Required work >>
Examine the entries and show every line in which the word "image" is found.

Stored items >>
- - - -

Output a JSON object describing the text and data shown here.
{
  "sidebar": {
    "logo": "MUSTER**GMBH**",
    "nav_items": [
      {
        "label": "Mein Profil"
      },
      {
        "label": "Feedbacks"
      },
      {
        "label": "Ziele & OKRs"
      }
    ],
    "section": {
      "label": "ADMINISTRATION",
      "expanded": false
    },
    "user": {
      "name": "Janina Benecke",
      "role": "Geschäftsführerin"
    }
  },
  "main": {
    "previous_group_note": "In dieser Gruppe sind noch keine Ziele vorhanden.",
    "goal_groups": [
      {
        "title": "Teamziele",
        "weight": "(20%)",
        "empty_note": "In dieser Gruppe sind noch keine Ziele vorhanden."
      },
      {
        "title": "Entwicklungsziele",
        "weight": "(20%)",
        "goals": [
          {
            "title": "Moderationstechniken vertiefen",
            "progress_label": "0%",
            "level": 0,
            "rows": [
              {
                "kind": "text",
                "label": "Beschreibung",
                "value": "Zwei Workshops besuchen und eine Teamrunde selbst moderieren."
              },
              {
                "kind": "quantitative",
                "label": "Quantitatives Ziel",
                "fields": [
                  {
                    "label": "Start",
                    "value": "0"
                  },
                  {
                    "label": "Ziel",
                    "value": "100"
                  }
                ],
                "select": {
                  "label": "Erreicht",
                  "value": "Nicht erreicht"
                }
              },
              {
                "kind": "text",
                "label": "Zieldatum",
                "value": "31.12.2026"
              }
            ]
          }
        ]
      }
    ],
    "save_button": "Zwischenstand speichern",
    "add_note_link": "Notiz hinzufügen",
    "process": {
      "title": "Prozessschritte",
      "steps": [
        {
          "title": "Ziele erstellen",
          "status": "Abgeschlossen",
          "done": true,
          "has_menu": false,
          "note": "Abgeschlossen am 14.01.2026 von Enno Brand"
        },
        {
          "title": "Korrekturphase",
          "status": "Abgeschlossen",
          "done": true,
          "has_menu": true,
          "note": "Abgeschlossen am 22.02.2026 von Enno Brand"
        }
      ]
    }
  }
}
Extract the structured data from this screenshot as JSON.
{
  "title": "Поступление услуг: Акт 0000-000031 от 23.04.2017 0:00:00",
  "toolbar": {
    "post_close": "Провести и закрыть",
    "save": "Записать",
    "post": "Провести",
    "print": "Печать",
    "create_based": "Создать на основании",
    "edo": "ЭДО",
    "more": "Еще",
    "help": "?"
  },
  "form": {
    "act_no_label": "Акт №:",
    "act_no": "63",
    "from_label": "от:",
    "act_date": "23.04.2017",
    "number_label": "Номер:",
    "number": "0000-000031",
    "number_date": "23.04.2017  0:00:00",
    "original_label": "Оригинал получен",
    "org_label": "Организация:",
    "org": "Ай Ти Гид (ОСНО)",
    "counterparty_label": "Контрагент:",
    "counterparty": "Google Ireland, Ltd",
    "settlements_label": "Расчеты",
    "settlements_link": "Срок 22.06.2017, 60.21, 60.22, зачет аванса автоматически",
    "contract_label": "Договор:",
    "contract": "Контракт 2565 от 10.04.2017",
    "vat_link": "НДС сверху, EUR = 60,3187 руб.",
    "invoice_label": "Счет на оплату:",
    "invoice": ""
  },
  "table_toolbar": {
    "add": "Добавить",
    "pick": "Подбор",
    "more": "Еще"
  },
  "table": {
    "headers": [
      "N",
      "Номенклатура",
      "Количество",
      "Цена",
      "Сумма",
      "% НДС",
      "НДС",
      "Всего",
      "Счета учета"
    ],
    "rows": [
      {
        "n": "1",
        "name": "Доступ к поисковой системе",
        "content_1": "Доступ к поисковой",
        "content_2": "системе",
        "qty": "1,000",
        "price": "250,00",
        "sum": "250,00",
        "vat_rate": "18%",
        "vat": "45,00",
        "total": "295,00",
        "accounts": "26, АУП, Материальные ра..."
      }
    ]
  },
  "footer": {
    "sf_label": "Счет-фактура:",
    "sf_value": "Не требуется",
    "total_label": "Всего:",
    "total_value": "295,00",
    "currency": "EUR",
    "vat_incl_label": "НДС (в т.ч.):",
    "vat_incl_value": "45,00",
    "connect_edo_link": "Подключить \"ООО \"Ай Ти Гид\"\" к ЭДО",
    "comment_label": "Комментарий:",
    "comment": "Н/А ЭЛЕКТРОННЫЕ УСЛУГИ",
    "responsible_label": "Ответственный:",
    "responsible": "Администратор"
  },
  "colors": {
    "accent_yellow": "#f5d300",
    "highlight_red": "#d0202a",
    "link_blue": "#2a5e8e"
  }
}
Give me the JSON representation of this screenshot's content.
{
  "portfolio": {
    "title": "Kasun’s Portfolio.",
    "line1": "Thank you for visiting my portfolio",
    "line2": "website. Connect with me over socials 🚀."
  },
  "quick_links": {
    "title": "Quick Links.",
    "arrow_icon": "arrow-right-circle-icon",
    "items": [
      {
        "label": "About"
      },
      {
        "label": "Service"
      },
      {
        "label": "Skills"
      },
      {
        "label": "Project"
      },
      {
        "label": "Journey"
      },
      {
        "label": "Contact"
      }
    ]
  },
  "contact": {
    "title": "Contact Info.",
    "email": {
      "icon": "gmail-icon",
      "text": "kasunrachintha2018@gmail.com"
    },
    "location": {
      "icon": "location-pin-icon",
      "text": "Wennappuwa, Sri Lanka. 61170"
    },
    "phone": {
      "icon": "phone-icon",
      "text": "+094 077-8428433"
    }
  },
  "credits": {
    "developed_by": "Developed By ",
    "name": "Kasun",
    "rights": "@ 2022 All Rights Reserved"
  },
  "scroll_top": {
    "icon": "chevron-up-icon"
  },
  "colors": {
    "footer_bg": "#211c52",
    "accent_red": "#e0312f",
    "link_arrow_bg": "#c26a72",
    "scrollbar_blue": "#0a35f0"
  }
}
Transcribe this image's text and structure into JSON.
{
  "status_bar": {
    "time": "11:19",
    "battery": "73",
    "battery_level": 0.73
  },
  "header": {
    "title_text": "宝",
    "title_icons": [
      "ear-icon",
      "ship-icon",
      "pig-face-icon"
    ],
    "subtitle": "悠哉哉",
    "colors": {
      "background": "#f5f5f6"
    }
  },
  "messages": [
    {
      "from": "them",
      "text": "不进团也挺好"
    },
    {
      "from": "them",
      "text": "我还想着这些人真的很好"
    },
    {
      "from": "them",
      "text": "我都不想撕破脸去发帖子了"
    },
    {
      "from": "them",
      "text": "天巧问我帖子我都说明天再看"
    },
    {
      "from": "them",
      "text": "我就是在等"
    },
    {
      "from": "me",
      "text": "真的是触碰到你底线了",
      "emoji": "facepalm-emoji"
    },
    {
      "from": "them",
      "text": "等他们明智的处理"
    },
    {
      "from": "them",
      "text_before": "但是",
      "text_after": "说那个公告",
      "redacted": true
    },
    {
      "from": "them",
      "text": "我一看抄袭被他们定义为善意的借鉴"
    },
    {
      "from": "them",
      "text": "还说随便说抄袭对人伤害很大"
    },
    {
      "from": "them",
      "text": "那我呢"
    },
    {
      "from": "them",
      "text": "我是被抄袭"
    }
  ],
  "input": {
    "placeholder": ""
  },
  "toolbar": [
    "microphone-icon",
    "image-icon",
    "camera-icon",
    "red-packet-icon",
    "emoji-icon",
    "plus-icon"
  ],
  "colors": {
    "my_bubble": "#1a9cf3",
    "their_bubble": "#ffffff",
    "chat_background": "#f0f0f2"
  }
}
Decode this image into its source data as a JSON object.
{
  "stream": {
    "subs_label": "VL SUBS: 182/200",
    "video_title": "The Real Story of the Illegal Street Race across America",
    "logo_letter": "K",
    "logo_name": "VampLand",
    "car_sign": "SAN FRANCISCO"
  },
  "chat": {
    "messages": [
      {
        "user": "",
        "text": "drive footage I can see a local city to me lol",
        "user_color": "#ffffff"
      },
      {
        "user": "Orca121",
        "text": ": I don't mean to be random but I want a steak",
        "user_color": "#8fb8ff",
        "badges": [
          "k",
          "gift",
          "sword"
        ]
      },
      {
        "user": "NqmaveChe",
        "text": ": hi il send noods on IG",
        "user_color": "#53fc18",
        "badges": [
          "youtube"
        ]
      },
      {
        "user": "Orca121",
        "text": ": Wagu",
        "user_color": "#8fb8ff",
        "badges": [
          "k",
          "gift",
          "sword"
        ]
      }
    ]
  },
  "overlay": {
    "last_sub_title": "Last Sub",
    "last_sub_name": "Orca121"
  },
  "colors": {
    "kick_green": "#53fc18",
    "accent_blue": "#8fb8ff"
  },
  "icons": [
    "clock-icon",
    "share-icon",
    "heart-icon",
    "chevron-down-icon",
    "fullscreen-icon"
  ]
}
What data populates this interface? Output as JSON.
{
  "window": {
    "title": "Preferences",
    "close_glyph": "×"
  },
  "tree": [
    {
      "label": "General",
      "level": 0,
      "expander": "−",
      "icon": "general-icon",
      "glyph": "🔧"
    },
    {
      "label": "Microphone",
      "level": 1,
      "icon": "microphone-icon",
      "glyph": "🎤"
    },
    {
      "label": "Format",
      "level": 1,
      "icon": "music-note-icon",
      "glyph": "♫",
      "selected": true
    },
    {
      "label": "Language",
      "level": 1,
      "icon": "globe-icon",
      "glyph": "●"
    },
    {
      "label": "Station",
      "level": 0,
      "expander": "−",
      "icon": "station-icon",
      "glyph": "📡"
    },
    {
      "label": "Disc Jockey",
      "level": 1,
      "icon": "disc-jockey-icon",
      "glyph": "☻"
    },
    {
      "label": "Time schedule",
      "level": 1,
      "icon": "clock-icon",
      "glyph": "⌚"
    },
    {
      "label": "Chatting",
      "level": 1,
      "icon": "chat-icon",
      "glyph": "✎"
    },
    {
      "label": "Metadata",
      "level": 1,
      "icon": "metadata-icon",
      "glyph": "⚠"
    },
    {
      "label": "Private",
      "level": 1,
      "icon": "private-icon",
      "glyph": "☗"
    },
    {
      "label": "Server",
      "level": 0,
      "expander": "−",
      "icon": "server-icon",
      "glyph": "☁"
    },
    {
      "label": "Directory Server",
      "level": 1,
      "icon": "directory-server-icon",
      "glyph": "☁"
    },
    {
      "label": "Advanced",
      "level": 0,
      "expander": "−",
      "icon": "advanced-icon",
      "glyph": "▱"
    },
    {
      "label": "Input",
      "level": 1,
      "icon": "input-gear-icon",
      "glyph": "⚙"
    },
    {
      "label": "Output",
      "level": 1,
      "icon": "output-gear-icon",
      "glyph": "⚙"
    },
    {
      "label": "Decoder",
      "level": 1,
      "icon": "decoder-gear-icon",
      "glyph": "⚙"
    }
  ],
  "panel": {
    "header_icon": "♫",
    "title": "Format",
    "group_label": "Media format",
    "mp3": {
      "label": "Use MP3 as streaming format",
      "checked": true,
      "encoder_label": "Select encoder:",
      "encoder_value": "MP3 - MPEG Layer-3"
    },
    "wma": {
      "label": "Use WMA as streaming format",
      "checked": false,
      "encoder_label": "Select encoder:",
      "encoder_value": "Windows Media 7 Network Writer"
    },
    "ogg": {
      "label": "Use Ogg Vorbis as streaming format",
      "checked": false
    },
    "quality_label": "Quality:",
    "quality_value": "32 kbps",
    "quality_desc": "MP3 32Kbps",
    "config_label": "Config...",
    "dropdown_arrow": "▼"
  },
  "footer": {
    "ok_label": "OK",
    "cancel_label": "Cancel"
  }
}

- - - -

Response for this exercise >>
Transcribe this image's text and structure into JSON.
    "image-icon",
Decode this image into its source data as a JSON object.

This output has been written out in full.